[Data]

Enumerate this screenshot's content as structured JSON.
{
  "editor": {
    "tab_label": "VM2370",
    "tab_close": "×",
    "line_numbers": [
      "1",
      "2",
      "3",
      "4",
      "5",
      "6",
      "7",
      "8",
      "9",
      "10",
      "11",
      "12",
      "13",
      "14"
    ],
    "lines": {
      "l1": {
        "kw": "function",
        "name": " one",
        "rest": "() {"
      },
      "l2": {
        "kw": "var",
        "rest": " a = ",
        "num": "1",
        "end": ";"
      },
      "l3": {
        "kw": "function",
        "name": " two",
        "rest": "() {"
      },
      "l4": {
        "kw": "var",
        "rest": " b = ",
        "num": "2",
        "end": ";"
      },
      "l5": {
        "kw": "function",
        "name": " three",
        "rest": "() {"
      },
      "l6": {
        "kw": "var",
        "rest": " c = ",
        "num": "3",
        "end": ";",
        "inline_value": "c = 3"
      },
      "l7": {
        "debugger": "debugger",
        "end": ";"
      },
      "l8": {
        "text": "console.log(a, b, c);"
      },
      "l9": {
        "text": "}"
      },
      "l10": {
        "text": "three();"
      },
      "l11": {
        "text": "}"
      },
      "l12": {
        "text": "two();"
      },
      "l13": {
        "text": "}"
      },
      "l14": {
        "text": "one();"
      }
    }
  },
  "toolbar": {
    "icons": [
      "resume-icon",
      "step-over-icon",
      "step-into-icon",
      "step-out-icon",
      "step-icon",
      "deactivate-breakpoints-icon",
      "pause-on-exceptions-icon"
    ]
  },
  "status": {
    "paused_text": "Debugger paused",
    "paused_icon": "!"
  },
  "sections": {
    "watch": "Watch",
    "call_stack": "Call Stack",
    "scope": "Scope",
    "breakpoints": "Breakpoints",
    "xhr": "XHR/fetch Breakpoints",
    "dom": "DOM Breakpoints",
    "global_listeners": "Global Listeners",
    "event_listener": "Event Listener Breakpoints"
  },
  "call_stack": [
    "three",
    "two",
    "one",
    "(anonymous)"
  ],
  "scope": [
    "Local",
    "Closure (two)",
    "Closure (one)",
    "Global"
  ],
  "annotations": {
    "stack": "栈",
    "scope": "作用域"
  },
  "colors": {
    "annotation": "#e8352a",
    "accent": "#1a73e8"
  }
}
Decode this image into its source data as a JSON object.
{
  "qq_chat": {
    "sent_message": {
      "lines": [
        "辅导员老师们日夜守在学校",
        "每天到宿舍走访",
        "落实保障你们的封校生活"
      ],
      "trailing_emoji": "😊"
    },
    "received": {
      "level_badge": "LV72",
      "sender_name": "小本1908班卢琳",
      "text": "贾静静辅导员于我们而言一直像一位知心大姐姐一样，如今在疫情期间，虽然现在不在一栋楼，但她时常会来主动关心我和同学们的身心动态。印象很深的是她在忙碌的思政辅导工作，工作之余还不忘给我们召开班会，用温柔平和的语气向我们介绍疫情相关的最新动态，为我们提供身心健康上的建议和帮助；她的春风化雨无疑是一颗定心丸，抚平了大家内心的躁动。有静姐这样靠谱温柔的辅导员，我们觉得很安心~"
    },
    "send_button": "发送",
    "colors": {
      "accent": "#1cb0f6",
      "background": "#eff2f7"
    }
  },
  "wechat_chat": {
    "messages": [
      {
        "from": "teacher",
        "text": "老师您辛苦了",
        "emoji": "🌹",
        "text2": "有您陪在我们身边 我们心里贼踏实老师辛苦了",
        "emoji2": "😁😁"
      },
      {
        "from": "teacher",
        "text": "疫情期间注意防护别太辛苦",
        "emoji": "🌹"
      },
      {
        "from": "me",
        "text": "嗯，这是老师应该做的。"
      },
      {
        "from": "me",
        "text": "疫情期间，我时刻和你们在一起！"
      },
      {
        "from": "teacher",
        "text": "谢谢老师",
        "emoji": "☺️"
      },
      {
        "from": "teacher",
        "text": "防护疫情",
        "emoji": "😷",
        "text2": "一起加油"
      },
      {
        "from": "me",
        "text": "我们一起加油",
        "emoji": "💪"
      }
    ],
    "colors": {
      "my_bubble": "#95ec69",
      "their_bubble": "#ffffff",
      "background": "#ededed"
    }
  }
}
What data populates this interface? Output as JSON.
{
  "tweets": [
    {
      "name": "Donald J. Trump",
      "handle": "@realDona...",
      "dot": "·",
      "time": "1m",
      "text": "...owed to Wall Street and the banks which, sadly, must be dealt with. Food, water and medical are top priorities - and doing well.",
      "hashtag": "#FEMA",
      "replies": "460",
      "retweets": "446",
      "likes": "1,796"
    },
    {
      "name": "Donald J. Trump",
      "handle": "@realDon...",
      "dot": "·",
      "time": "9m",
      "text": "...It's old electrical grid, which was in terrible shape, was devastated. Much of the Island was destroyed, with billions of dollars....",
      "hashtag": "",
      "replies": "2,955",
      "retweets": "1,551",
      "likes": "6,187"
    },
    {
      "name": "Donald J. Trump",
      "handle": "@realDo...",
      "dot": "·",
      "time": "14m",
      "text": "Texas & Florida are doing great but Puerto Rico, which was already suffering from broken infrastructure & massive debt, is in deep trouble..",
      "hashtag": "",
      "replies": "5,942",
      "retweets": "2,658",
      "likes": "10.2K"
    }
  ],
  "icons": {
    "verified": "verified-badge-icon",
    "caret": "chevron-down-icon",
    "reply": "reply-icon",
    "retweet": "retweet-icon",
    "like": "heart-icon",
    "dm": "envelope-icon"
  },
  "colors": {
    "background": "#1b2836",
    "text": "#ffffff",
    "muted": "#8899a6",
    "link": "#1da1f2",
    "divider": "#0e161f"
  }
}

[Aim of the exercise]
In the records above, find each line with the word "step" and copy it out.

[Solution for this problem]
      "step-over-icon",
      "step-into-icon",
      "step-out-icon",
      "step-icon",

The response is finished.